She calls for extending tax cuts enacted under President George W. Bush on the middle class, but eliminating cuts for those earning more than $250,000 annually.
Klobuchar ties tax reform to fixing the debt problem, and both need to be done in the next year, she said. "We have to find a path where we really send a message to the country and the world that we are serious."
For Bills, what to do about taxes is simple: a flat tax. He favors a solution that would tax every person and business 17.1 percent of their income, with just one or two deductions. That would allow tax returns to shrink to postcard size, and he said it may force some wealthy Americans to pay more.
Klobuchar said she joined with Senate Budget Committee Chairman Kent Conrad, D-N.D., in refusing to raise the federal debt without creating the commission to recommend spending and tax changes.

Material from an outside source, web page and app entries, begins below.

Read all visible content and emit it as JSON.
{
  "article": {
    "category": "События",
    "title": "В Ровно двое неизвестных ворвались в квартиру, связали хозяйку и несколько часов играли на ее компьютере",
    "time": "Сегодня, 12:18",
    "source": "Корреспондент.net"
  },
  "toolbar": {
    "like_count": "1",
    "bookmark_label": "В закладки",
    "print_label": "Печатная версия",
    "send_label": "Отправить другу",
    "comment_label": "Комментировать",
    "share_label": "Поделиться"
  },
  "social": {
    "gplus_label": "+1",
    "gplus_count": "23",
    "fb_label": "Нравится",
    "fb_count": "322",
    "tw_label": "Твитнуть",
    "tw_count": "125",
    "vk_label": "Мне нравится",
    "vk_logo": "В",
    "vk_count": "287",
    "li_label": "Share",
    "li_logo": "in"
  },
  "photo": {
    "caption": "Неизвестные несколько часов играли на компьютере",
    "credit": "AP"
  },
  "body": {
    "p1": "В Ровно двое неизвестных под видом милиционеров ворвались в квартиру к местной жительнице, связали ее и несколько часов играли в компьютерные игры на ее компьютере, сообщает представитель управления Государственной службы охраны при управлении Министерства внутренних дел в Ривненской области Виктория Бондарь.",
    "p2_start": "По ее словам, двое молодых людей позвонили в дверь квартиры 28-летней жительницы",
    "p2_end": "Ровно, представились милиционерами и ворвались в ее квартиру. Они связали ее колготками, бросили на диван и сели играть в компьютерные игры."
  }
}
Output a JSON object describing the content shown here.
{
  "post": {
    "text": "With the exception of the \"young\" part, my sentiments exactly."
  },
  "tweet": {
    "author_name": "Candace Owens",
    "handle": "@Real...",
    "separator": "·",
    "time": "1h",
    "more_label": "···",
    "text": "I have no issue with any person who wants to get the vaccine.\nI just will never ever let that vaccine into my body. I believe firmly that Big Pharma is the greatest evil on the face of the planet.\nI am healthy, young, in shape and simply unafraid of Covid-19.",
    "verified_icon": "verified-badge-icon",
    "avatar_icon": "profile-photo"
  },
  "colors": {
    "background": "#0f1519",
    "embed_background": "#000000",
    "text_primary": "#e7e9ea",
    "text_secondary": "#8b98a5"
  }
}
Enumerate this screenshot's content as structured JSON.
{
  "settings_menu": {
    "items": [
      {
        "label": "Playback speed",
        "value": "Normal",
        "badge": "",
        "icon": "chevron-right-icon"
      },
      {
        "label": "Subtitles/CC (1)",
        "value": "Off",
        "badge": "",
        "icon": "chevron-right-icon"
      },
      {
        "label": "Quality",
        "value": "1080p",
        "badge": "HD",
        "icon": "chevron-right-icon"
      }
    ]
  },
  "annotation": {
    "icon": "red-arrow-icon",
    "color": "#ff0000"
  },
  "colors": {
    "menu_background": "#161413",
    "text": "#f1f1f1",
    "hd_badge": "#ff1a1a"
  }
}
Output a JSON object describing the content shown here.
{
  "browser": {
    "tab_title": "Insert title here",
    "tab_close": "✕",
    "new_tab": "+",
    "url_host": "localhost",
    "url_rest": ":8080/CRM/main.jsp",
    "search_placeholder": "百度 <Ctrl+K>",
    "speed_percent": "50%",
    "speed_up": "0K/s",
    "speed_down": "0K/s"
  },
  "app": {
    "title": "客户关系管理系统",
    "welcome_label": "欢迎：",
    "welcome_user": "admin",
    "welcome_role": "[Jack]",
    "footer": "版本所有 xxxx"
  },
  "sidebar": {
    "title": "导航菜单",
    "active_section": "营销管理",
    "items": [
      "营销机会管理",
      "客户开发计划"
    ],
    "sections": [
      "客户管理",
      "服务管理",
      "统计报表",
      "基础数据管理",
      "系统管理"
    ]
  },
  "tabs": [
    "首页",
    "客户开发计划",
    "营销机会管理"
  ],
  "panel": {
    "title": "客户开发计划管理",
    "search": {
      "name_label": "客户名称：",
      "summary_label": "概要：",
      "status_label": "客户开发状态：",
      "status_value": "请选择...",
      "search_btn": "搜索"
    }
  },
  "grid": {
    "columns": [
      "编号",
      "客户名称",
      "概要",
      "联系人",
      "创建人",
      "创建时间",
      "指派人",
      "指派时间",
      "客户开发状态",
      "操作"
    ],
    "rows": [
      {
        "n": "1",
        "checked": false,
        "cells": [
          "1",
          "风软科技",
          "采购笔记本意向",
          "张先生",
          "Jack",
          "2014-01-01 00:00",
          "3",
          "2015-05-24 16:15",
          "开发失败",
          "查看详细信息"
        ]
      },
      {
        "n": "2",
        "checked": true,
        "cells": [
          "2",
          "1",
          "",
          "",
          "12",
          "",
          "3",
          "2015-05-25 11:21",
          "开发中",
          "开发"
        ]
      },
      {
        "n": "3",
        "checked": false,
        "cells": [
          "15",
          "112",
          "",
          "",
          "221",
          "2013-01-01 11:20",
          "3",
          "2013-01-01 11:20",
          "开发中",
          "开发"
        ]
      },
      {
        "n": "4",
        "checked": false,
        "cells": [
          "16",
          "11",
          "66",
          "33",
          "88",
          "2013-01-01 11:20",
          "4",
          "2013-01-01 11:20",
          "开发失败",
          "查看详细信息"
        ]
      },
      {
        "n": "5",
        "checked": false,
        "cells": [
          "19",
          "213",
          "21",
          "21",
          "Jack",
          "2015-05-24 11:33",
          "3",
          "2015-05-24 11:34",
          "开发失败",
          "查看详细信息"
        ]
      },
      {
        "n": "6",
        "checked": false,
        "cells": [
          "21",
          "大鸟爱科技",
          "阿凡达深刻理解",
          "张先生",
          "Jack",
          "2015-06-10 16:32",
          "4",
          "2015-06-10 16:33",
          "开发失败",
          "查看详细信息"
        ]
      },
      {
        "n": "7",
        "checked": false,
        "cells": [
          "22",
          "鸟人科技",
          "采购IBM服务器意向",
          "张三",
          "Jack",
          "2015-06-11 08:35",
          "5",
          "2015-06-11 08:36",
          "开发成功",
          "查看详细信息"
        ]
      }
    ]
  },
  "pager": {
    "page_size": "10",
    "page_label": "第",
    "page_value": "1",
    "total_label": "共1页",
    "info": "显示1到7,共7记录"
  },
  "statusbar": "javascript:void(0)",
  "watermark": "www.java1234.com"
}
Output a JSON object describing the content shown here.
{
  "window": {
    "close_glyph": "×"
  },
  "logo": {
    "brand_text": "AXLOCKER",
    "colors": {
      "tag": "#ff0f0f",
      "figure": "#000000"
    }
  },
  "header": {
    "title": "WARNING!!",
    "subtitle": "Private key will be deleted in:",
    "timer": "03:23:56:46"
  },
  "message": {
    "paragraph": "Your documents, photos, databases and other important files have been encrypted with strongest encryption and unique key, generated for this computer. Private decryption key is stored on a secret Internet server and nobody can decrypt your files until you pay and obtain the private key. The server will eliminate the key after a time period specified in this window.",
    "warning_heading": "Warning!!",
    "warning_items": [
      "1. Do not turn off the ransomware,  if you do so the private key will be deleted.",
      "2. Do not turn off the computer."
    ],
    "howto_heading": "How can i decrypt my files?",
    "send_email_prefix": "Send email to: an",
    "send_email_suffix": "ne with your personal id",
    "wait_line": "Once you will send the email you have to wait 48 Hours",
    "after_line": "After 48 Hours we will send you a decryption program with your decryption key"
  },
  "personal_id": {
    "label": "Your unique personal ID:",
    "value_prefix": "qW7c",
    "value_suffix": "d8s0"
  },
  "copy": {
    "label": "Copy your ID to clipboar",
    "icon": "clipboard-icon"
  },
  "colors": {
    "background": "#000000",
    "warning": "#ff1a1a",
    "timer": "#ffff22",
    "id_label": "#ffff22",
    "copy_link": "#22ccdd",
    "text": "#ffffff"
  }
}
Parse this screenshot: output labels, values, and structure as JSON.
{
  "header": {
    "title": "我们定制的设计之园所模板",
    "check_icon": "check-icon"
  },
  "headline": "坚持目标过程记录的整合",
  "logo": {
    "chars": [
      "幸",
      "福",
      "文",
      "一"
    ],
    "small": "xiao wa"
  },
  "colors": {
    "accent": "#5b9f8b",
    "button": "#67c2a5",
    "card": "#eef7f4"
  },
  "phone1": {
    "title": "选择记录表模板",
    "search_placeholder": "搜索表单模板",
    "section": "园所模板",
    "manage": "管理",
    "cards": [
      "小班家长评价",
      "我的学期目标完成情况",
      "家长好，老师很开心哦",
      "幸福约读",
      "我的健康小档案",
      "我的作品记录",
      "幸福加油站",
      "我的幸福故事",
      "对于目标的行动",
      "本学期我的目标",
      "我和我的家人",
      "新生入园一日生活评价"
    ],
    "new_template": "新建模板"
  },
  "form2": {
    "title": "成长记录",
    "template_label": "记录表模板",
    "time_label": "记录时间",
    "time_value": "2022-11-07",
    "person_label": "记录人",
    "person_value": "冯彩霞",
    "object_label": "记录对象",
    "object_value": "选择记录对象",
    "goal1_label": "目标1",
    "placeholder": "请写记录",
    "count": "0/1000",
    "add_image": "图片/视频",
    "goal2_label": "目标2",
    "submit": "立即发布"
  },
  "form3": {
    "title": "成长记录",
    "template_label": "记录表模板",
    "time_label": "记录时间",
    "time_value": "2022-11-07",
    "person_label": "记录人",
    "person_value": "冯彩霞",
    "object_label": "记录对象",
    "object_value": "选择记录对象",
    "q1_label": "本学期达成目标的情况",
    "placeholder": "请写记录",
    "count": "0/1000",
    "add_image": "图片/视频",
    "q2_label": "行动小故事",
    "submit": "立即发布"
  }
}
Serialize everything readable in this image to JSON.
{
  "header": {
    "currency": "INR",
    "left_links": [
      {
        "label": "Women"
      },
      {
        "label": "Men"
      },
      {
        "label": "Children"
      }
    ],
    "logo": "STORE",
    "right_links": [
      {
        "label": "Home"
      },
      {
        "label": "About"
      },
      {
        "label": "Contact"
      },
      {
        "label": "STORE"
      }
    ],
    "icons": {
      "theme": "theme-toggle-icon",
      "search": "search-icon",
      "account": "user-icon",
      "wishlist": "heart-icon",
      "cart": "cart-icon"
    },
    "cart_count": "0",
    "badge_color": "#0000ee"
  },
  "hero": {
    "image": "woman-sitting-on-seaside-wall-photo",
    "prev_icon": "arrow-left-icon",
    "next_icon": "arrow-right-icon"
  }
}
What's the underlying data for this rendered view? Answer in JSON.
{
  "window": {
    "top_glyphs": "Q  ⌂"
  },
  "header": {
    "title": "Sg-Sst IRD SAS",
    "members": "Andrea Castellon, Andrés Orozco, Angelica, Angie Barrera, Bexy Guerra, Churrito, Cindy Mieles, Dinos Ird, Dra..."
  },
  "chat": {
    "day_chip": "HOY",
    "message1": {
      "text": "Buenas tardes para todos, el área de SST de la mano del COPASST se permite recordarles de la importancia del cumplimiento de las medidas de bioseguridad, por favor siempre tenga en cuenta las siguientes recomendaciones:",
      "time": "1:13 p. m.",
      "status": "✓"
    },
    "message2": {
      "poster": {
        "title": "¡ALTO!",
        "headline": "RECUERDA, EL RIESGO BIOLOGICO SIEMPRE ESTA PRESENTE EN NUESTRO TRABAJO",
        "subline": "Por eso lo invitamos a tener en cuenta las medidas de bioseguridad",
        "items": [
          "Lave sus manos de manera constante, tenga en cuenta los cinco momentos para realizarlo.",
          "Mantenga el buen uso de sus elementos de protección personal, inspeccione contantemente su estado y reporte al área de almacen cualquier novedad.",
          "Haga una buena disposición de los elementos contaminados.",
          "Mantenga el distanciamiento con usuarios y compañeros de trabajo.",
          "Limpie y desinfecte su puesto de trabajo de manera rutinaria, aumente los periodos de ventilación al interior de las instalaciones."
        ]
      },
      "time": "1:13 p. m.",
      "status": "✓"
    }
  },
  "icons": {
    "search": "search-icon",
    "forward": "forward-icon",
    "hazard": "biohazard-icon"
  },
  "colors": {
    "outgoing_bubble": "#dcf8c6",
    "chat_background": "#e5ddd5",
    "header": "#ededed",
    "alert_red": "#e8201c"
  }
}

She called the Budget Control Act "one of the major debt reductions in the past decades."
Bills, however, said the act is not a budget. His campaign hammers home the point that Congress has not enacted what is supposed to be an annual budget since April 29, 2009.
Congress has three choices to reduce the debt, Bills said: grow the economy, reduce government or raise taxes. He said that cutting government would help the economy grow and could end up bringing in more taxes, even without a tax rate increase.
He said Americans need "to elect people who are willing to compromise," adding that he would do just that.
As an example, he said that the federal Education Department has made no improvements he has seen in his 16 years as a high school teacher and he would abolish it. However, he said he realizes the department probably would survive negotiations, which he could accept.
The department is bloated, he said, including operating more than 200 programs encouraging students to get involved in science, technology, engineering and math education. He blamed the large number of programs on federal lawmakers, each of whom wants to look like he supports education.
Bills blamed an overgrown bureaucracy for problems. He said many federal workers have nothing else to do but sit around and think of new regulations.
He said he does not think Congress needs to take action to reduce regulations because cutting the bureaucracy would give federal workers less time to dream up new ones.
Klobuchar said regulations need to be examined on an industry-by-industry basis. Regulations should be crafted to allow businesses to grow "while keeping strong safety and health regulations," she said.
The incumbent's first television commercial this year promoted her work in saving Minnesota car dealer jobs.
She said that as a member of the Senate Commerce Committee, car dealer representatives approached her for help after big carmakers began ordering some local dealers to close.
"They were unilaterally shutting down these dealerships that were profitable," Klobuchar said, taking credit for saving 28 Minnesota dealerships.